The Centre is considering imposing a stockholding limit on sugar wholesalers, prescribing the maximum quantity they can keep at any point of time in order to check any price rise. The last stock limit was imposed in 2016 amid impact of drought in previous two years.

The Food Secretary is believed to have conveyed to sugar mills the government’s displeasure at the recent price rise after a spurt in ex-mill prices, sources said. However, the mills have suggested a higher domestic quota.

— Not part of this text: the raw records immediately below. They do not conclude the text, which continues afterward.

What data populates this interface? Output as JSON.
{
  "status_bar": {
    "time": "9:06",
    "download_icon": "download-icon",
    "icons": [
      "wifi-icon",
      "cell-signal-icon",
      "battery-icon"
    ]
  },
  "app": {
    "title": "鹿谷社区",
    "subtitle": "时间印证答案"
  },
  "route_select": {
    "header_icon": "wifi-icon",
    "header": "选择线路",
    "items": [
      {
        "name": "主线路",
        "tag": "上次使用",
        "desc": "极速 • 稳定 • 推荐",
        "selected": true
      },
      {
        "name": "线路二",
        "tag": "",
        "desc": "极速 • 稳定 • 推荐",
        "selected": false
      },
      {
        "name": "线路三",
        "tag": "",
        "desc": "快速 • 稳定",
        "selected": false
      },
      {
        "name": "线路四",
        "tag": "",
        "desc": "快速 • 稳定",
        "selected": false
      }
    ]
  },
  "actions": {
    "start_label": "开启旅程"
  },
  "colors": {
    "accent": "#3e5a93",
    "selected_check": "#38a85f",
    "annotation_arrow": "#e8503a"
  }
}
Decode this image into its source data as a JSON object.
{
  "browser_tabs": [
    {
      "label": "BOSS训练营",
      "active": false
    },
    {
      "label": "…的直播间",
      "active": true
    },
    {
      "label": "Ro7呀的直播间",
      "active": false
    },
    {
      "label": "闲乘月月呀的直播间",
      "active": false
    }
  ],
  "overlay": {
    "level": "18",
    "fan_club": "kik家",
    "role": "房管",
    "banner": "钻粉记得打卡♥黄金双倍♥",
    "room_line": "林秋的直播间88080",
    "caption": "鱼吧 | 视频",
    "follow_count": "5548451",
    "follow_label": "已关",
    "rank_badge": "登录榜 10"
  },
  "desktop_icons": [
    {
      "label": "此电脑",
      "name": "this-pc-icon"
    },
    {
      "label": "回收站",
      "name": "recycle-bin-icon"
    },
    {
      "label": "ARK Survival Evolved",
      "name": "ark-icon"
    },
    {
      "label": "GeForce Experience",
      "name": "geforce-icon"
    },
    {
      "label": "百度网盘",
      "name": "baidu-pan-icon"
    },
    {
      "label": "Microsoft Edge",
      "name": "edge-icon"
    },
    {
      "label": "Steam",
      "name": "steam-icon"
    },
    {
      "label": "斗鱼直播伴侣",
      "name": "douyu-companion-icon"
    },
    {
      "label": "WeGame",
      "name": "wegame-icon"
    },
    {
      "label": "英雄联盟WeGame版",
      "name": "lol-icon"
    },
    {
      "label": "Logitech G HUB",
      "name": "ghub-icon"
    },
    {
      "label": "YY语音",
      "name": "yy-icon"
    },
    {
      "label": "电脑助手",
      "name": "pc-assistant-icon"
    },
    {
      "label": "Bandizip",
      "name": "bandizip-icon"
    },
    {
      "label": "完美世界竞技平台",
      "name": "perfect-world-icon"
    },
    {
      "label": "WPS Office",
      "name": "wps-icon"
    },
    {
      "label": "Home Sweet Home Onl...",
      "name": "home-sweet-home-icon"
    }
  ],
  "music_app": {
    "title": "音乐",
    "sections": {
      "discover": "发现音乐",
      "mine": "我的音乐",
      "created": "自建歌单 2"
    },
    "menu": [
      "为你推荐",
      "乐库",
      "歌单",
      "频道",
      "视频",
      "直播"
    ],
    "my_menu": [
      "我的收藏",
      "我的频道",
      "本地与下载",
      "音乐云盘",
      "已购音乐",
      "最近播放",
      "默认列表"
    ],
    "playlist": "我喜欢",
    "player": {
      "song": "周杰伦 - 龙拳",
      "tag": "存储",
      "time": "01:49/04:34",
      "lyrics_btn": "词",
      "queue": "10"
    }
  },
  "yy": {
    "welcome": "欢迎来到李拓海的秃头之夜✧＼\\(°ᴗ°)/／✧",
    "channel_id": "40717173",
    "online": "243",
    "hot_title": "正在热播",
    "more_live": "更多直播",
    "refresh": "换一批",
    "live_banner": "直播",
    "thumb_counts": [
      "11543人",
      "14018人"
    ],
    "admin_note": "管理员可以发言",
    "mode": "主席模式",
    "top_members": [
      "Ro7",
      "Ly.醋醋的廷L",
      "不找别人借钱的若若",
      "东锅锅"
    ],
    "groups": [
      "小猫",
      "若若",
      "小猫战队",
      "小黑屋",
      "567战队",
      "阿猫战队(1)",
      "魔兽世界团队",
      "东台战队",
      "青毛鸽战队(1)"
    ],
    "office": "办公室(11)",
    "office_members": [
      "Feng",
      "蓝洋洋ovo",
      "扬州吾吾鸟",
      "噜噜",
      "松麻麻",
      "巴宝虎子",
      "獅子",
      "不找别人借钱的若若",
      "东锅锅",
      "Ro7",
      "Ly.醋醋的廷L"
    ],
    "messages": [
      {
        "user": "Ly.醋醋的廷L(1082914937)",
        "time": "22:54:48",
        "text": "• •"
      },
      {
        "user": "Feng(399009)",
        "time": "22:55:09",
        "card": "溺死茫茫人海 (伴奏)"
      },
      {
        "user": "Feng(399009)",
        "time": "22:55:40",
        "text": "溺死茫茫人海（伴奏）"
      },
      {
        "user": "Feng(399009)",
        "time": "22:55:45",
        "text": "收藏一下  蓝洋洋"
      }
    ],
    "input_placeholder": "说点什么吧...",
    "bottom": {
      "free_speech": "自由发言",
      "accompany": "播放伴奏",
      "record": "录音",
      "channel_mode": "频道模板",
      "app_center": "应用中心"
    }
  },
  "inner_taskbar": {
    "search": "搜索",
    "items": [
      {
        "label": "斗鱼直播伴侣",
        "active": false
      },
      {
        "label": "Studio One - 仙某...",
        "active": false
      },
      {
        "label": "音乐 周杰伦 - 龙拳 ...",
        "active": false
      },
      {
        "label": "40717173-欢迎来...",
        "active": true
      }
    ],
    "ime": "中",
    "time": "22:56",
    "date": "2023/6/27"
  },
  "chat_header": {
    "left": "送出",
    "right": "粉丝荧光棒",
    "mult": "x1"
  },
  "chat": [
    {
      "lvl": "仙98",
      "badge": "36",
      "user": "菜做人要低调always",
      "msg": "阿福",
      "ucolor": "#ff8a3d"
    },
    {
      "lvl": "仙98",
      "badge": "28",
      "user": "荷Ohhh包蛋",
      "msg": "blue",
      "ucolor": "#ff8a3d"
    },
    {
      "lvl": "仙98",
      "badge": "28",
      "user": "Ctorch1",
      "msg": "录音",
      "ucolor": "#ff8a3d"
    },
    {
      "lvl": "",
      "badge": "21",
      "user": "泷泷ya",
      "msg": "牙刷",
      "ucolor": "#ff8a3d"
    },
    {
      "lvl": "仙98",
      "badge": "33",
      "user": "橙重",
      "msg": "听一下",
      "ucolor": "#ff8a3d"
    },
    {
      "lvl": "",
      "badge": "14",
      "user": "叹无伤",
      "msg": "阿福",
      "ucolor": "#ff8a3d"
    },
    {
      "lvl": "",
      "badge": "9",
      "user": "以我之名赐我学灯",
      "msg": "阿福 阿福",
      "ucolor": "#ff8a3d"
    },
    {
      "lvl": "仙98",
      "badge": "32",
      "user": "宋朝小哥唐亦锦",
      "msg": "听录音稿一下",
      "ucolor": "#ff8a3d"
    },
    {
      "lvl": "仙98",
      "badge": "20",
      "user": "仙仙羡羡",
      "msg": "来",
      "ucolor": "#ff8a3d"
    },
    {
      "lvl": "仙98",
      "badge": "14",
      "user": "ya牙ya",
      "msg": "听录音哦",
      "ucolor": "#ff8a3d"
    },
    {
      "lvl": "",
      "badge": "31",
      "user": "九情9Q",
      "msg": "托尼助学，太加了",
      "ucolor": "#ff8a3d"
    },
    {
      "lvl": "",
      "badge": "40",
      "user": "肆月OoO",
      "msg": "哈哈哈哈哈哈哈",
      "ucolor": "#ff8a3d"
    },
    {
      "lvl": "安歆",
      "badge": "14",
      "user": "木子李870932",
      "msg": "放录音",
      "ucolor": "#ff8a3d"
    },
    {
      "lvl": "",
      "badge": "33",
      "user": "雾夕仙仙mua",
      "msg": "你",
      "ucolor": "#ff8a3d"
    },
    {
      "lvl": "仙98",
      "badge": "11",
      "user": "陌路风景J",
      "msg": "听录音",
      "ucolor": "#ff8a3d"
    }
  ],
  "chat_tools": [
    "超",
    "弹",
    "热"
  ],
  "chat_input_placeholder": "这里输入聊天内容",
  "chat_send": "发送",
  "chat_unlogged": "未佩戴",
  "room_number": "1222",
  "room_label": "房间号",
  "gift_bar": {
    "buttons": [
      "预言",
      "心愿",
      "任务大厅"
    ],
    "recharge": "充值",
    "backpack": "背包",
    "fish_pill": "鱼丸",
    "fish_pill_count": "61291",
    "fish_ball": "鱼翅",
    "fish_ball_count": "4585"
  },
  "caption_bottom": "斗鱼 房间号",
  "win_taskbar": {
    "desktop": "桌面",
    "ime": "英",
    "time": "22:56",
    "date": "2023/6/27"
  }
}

“There are several options available before the government, including prescribing that each mill sell a certain quantity every week and file a return to the government. Besides, there could also be a maximum selling price fixed for sugar mills, on the lines of the minimum selling price. However, these are exceptional control measures, which the government does not want to take,” a source said.

The Food Ministry is closely watching the ex-factory price of sugar and a decision on the stock limit could be taken after a week based on the price trend, the sources said, adding it may be imposed until November 30, as supplies would normalise from December, with the commencement of the new crushing season in October.

Also read: Sugar: Maharashtra govt estimates less production for the second consecutive year

Under stock limits imposed in May 2016, traders were not allowed to hold sugar stocks of more than 10,000 quintals in Kolkata, the largest trading centre of the sweetener, and 5,000 quintals in other parts of the country. States were also given the option to reduce the limit and ensure stocks at the trader’s point was maintained within limits in 30 days from the date of receiving the sugar.

Also read: Indian government unlikely to allow sugar exports till March 2024 

According to Consumer Affairs Ministry data, the all-India average retail price of sugar has increased from Rs 42.38/kg in May to Rs 43.25/kg now. Official sources said though retail rates do not yet reflect the rise, there has been a spurt in ex-mill prices in the past 15-30 days. If traders expect prices to rise further during Dussehra and Diwali, the government would ensure stable rates as the country had adequate stocks.

The ex-mill price in Maharashtra has increased to Rs 3,630-3,670/quintal currently, from Rs 3,520/3550/quintal on August 1, officials said, adding a similar increase of about Rs 100/quintal has been observed in Uttar Pradesh, too, in a month.

It is always better to do business by adhering to discipline and in co-operation with the government in essential commodities, particularly during festival season and election time and it is applicable for both traders as well as industry, said Praful Vithalani, chairman of All India Sugar Trade Association. He also said that since the government has helped traders and industry with supportive policy, be it allocation of maximum possible export quota or extending finance for ethanol infrastructure it is the responsibility of all to work in co-operation.